EntrepreneurInvestment Properties December 27, 2016

To Brick, Or Not To Brick?

As much as moving “To the Cloud” has been embraced in the past decade; so has moving “To the Street”. Online retailers, such as the eyeglass retailer Warby Parker, have seen significant gains in market share and penetration using physical brick and mortar stores.  The physical locations are used as marketing tools much more than they are used as a traditional retail outlet. The footprint is small. The tools and systems are light, mobile. There is/are no on-site inventory other than minimal display models. The purpose of the footprint is to engage with the customer, let them touch and feel the product, introduce them to the company culture, and build a relationship. E-Commerce retailers such as Warby Parker have found these tasks much easier to accomplish in the physical world as a supplement to their digital offering. They are not alone. 

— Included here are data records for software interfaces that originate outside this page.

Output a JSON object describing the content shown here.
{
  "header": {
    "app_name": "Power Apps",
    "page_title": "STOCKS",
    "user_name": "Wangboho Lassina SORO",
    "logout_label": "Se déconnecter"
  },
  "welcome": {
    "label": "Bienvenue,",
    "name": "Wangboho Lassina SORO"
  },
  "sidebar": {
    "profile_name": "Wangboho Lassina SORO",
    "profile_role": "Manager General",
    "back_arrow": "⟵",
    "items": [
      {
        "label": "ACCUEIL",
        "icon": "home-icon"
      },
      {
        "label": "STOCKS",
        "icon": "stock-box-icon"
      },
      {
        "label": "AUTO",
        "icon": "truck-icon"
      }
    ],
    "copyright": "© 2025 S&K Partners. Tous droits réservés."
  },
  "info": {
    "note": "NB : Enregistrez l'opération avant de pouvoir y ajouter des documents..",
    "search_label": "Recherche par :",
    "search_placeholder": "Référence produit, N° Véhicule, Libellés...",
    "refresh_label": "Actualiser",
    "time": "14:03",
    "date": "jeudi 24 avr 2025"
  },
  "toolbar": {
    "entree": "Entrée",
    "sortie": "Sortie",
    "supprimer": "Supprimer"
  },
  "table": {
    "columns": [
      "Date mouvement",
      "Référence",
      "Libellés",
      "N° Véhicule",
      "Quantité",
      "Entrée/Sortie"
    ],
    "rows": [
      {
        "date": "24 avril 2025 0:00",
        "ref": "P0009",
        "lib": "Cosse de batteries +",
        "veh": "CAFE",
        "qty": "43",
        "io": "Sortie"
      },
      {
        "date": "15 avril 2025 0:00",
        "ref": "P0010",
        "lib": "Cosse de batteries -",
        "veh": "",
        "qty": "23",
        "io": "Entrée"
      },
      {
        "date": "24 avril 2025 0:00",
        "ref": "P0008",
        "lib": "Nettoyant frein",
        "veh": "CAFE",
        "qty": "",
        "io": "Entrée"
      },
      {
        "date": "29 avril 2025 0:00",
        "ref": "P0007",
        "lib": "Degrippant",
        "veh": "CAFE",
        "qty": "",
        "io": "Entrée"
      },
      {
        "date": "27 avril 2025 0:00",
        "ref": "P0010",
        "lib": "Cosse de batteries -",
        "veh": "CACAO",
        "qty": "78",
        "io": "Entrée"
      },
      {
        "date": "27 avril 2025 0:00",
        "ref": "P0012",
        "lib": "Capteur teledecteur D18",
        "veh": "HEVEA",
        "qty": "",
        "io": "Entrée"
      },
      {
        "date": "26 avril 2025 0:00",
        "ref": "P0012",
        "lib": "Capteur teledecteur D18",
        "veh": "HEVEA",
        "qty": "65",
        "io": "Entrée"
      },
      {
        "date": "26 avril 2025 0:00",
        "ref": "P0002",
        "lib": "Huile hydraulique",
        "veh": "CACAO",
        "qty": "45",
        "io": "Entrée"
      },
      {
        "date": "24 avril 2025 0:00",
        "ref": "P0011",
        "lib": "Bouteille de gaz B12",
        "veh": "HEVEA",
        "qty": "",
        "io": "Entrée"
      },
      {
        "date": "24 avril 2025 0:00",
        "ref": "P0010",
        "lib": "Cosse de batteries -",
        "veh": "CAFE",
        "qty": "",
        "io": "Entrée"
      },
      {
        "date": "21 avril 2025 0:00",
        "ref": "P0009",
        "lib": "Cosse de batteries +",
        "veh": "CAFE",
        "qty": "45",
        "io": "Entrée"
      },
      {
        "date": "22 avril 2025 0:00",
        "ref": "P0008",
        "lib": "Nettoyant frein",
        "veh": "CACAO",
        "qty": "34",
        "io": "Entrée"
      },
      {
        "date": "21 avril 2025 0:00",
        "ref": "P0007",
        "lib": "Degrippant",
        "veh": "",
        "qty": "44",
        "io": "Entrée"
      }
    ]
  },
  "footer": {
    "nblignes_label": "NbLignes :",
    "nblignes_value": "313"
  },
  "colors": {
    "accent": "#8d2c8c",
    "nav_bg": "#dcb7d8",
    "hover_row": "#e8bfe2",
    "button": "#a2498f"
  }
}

Los Angeles-based clothing, shoes and accessories firm, Nasty Gal, has announced plans to debut a shop in the Southland. Birchbox, a beauty products company, opened its first store this month in New York. The men’s fashion brand Bonobos has recently brought its brand to La Brea Boulevard.  JustFab expanded to physical locations in September when it opened a flagship in Glendale, Az. Gap has followed suit with the introduction of physical store offerings featuring the brands of Athleta and Piperlime.  These retailers are capitalizing on the same marketing trend seen by Warby Parker. They are also facing some of the same question marks. 


The e-Commerce move to brick and mortar has been difficult for CEO’s and Managers to plan, track, and predict because it is primarily a marketing medium not a fulfillment, inventory, and payment-collection medium (compared to traditional retail).  Most companies who are moving from the cloud to the street lack definitive plans on just how many stores they wish to open. You hear a lot of discussion of “Sustainable Growth” and “Staying true to our Online Base”. As they should, since the majority of sales from these companies remains online.  Due to the nature of the marketing and relationship-building benefit of the brick and mortar location; it has proven difficult to mathematically calculate how many locations should be opened before the cannibalization of online order volume would be a real threat. 


It is difficult to get a grasp for how many stores to open partially because so many of the purchases (but not all) remain online. The physical stores are not pure retail outlets but are a blend of retail and E- Commerce that function more as an additional marketing tool than a retail hub or repeat destination. In fact, as seen with the men’s fashion outlet Bonobos, repeat business in this sector is often through digital means after the initial product is vetted and product lines are chosen (favorite clothes). The male shoppers of Bonobos go into the physical store to gain an understanding of their favorite products, and then typically order online from that point forward. 


A further complication of the matter stems from how sales are tracked through internal accounting. In the name of efficiency, the cloud-based retailers almost all use their pre-existing web portals to process in-store purchases. This would make it appear that the retailer is still, as always, completing all their sales online.  Often, ownership can be hesitant to steer any resources away from the online operations. That is where the money is made, yes? Well, not quite. Although the purchase transactions completed in the physical stores are recorded online, are they really an “Online Sale”? Did the sale truly originate online or would the customer have still purchased the product had they randomly wandered into the storefront and needed to use a cash register and swipe their credit card at the front counter? I see this issue of tracking the origination of orders as further complicating the investment decision surrounding how many locations to open. 

E-Commerce organizations who are successfully leveraging a physical presence (such as Warby Parker) seem to be doing so through culture, brand, and focus on their core-competency. They are holding that the return on investment, for opening a physical store, should be tracked based on a marketing investment, not necessarily the metrics that drive traditional retail.


Nick Schlekeway